Ironically, on May 2, 2012, at the time the former FBI bomb expert was in Quantico, Va., disclosing classified details to an AP reporter, two FBI agents were outside Sachtleben’s Carmel, Ind., home conducting surveillance in the porn case.

The next day, a federal search warrant was issued for Sachtleben’s home, and the search took place May 11, 2012. Meanwhile, the AP story had caused a major uproar because of the leak, and the hunt for the leaker had begun.

Without knowing about Sachtleben’s role in the leak, FBI and Indiana law enforcement personnel took evidence from his computers and stored media that showed about 30 images and video files containing child porn. Sachtleben was arrested that day on pornography charges.

Also seized then was a CD/DVD with a 2006 CIA secret intelligence report. Nothing was made of it then because it did not relate to the porn investigation.

It may not have been until July 9, 2013, that the FBI, having linked Sachtleben to the AP and secured a warrant for a more exhaustive search of his computers, cell phones and other material in their possession, put together its leak case.

As U.S. attorney for the Southern District of Indiana said Monday that “all the evidence that was ultimately used to confirm ⅛Sachtleben’s⅜ involvement” in the national security case was obtained through the earlier seizure.

What do we learn from all this?

∎  All leakers of serious national security information are not whisleblowers. In this case, it appears that Sachtleben had a three-year, close relationship with an AP reporter with whom he had previously shared information about terrorist plots and FBI analysis of explosives.

∎  The government needs leeway in leak investigations and the benefit of the doubt with regard to forcing immediate disclosure when a subpoena is issued for things such as media phone toll records.
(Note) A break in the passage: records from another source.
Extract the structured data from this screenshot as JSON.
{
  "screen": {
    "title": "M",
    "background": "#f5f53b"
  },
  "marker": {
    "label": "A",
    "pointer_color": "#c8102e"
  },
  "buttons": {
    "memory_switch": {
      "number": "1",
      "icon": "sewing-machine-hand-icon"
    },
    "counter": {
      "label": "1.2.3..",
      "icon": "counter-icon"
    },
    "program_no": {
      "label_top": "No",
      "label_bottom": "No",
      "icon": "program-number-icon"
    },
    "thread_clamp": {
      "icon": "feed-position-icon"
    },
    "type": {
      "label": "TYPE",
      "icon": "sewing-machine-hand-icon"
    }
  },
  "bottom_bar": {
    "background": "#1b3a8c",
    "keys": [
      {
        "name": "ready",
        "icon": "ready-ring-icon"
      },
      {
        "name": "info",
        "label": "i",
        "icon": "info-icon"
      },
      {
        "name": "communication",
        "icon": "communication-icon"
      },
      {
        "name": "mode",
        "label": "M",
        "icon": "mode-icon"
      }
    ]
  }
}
A media company fighting such a subpoena in court could lead not just to an investigation’s delay but possibly the destruction of records. It did not happen in this case because investigators already possessed Sachtleben’s cell phones and computers.

∎  The media and Congress should again think about defining through legislation a reporters’ privilege rather than continuing to leave it to the courts to determine the boundaries. This is the way that the privileges for attorneys, doctors, religious personnel and even social workers have been developed.
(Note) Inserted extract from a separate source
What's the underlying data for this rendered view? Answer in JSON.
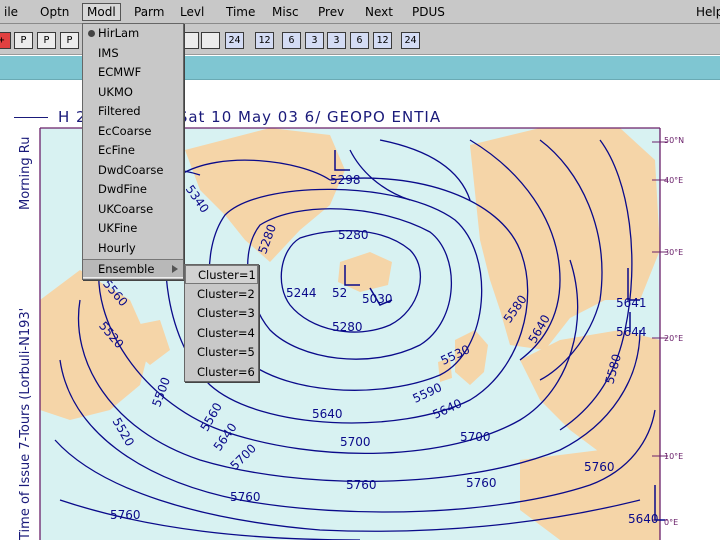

∎  There doesn’t seem to be a dropoff in leaked classified information.

Walter Pincus reports on intelligence, defense and foreign policy for The Washingon Post and writes the Fine Print column.